I left university with no job and a big overdraft.

|

20% of the bank’s customers regularly use their overdraft facility.

|

You have to pay a fee for unauthorized overdrafts.

▪ debt noun [uncountable and countable] an amount of money that a person or organization owes:

The company now has debts of almost £2 million.

|

A lot of the money went towards paying his debts.

|

The family were $100,000 in debt (=they owed $100,000) .

▪ credit noun [uncountable] an arrangement with a shop or bank that allows you to buy something and pay for it later:

We bought the furniture on credit.

|

He had a credit limit of £7,000.

II. credit 2 AC BrE AmE verb [transitive not in progressive]

1 . to add money to a bank account OPP debit

credit to

The cheque has been credited to your account.
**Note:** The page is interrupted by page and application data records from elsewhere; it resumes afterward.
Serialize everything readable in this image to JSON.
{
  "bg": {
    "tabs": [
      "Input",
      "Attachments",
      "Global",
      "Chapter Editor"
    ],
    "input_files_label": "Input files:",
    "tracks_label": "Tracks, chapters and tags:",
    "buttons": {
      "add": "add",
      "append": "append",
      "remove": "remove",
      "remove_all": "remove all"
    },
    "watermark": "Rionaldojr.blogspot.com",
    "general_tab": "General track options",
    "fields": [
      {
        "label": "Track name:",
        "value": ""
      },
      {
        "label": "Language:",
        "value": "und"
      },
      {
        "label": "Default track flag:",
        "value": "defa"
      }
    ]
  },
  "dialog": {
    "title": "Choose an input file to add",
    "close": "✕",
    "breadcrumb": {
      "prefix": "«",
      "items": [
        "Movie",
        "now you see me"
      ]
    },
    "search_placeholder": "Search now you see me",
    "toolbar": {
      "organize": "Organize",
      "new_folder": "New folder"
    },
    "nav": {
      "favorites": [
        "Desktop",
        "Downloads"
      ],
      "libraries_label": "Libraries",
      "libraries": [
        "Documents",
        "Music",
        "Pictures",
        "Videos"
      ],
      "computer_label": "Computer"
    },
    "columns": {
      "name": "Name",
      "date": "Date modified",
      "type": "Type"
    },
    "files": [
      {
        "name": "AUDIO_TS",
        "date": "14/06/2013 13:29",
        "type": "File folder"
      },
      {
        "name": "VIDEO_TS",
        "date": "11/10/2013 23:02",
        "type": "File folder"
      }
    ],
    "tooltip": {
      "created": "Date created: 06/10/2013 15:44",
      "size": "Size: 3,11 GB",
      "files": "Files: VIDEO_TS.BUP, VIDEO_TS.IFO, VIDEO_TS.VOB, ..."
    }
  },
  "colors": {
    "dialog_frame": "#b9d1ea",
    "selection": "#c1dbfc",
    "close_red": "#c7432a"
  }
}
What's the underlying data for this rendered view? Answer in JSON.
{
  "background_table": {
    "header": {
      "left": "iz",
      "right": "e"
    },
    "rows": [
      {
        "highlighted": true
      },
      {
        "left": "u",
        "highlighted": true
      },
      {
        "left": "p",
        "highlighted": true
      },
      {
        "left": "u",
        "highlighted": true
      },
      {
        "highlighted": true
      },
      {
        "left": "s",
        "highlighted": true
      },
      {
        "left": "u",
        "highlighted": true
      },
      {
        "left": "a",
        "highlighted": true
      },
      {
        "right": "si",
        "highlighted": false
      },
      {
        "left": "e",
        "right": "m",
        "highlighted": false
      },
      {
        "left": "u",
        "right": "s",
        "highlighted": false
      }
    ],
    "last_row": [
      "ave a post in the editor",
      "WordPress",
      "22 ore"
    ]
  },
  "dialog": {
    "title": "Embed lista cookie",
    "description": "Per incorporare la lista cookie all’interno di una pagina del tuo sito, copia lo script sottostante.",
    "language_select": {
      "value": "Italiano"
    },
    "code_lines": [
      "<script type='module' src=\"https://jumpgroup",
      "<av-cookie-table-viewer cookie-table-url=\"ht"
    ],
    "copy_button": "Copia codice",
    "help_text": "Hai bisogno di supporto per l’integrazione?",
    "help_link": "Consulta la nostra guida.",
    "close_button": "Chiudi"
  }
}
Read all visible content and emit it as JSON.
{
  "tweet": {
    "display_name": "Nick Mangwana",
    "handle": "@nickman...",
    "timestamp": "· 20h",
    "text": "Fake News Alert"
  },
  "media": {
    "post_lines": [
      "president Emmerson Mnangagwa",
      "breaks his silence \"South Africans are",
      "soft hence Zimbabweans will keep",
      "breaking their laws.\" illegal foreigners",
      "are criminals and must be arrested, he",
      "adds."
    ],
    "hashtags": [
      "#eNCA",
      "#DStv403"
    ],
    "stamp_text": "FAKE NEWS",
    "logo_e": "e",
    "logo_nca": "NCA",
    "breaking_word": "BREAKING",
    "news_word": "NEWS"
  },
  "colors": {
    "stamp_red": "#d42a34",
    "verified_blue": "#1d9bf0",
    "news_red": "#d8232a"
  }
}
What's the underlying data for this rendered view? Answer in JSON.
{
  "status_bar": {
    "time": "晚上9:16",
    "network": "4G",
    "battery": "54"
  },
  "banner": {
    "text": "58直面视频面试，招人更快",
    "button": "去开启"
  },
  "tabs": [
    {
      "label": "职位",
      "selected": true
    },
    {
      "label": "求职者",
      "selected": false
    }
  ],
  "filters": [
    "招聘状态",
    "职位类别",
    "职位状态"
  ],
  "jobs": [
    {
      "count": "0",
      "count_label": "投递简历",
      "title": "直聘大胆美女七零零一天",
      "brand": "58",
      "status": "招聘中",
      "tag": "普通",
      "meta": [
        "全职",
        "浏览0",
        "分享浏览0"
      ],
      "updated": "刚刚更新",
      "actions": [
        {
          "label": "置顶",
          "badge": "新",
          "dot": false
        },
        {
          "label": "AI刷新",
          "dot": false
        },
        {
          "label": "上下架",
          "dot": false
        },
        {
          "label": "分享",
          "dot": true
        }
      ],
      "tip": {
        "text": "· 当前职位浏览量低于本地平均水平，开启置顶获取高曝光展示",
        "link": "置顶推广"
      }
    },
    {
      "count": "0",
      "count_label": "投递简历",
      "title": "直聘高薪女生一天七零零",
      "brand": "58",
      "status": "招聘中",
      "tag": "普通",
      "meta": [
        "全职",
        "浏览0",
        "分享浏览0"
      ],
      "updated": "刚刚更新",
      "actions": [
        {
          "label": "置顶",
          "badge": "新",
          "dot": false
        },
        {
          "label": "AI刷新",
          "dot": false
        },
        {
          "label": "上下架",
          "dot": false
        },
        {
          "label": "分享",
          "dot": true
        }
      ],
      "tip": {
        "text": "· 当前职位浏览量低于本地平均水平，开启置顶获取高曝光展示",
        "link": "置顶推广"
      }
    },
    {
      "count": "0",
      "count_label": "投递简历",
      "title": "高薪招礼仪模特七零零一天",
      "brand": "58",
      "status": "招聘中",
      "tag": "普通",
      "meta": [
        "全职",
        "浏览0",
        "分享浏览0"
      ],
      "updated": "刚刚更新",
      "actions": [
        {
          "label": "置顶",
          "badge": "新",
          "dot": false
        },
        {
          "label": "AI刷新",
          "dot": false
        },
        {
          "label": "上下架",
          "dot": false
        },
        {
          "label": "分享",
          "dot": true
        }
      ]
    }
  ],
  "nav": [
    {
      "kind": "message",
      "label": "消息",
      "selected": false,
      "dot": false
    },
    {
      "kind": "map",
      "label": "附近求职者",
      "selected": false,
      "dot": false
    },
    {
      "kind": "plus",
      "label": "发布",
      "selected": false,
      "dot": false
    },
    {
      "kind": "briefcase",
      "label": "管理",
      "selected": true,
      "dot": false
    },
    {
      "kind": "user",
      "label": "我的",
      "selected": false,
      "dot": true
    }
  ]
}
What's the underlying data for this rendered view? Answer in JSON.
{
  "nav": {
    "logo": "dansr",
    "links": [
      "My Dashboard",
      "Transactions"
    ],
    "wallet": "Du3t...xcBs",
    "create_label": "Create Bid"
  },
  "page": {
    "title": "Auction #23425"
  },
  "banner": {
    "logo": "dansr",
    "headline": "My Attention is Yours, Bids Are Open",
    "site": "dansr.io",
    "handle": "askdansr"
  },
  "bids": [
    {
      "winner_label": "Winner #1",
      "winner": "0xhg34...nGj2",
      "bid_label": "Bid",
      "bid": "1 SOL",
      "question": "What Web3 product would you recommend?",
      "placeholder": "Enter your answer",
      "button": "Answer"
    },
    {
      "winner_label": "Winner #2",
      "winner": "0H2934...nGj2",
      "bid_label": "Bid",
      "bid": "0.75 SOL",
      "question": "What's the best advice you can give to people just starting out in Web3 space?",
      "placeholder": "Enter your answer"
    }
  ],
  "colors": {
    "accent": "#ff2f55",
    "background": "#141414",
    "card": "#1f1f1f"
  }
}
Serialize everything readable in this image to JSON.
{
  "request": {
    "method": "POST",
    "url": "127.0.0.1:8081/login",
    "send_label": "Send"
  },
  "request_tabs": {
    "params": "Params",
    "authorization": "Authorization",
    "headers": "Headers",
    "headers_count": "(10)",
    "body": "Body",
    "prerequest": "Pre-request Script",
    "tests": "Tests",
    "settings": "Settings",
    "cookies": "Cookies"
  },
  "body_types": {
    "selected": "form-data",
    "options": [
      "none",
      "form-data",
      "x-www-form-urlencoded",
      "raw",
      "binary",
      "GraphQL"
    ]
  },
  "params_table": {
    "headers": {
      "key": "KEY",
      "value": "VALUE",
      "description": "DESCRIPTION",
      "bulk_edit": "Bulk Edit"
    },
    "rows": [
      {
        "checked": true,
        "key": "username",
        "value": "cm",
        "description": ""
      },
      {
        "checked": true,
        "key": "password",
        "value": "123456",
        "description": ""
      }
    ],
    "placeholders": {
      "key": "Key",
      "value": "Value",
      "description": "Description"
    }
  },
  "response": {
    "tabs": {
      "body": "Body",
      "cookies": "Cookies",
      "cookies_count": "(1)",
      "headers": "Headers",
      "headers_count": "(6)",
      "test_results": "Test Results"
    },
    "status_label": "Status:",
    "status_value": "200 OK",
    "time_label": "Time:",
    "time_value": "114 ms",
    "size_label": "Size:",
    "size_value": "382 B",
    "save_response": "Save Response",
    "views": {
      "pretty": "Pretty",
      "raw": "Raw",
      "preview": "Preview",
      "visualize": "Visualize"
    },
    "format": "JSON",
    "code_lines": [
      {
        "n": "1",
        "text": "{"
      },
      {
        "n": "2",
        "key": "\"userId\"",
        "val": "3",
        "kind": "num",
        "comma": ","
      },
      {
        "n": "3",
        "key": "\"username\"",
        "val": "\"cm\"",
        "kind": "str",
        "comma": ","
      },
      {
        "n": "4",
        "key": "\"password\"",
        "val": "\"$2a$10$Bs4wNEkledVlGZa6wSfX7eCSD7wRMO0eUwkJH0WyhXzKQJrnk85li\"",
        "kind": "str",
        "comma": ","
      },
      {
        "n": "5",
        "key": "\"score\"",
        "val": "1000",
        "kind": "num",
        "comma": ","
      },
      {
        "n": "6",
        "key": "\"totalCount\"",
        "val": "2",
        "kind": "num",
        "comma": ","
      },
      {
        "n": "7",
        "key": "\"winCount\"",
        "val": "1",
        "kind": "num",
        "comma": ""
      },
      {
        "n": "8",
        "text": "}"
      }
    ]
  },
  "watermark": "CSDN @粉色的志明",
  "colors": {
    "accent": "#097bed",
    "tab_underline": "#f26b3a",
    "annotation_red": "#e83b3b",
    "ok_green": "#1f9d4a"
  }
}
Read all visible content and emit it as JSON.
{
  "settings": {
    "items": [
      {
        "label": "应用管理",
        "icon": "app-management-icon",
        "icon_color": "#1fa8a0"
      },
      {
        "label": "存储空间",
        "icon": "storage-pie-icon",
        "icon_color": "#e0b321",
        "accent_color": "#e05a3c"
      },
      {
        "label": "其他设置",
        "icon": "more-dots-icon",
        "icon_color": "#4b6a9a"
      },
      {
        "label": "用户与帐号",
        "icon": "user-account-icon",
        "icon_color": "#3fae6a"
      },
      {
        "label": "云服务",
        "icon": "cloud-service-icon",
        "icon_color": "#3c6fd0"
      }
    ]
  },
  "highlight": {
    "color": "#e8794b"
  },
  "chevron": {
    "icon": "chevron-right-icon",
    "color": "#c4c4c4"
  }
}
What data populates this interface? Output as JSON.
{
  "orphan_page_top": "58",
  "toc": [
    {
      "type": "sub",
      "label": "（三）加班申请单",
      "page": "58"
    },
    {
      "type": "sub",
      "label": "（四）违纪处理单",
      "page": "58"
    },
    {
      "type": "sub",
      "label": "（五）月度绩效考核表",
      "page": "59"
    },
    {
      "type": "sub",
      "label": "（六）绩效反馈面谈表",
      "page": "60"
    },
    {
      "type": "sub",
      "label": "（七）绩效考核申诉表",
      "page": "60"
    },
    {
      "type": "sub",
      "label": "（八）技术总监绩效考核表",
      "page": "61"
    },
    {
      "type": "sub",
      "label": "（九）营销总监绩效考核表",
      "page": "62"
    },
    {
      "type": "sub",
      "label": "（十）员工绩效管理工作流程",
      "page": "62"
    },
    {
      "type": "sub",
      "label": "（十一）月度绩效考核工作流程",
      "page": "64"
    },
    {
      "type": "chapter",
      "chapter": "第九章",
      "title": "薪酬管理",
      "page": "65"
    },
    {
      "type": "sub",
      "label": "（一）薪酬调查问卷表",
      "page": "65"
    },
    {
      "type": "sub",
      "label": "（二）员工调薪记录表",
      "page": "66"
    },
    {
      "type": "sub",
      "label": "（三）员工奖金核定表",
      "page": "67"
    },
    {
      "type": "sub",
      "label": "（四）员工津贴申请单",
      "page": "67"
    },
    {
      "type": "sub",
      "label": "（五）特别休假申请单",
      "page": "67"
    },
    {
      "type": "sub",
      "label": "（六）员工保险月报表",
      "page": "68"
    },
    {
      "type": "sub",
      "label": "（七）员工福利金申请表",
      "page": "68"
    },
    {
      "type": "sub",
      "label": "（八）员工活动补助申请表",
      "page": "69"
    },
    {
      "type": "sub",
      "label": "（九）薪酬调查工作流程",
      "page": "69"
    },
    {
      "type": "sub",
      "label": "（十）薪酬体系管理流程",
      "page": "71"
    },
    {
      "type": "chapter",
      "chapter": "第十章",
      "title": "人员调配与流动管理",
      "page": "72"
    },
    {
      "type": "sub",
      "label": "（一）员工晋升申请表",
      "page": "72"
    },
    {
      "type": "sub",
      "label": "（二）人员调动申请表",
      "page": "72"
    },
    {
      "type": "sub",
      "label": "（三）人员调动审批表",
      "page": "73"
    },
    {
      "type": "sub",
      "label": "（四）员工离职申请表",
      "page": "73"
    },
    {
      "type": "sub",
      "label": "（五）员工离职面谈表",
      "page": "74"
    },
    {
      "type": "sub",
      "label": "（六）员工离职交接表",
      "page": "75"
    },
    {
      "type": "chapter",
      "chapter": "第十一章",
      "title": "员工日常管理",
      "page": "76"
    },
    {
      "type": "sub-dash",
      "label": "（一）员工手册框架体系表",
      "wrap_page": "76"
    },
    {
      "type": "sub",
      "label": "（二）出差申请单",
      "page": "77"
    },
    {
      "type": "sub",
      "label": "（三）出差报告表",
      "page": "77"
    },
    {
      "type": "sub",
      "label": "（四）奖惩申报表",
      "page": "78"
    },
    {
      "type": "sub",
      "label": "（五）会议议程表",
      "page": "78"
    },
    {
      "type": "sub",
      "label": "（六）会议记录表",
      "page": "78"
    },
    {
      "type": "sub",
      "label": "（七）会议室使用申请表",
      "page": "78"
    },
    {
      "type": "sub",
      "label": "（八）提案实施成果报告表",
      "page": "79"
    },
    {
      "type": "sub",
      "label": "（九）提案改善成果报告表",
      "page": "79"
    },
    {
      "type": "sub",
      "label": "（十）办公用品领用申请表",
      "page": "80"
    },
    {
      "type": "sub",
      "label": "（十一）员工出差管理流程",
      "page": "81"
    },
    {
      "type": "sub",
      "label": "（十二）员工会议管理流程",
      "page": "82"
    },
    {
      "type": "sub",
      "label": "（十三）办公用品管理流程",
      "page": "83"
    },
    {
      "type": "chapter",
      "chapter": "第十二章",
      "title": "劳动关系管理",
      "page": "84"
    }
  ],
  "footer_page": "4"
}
credit with

For some reason my account’s been credited with an extra $76.

2 . credit somebody with (doing) something to believe or admit that someone has a quality, or has done something good:

Do credit me with a little intelligence!

Evans is credited with inventing the system.

3 . be credited to somebody/something if something is credited to someone or something, they have achieved it or are the reason for it:

Much of Manchester United’s success can be credited to their manager.

4 . formal to believe that something is true

difficult/hard/impossible etc to credit

We found his statement hard to credit.

Longman Dictionary of Contemporary English.      Longman - Словарь современного английского языка.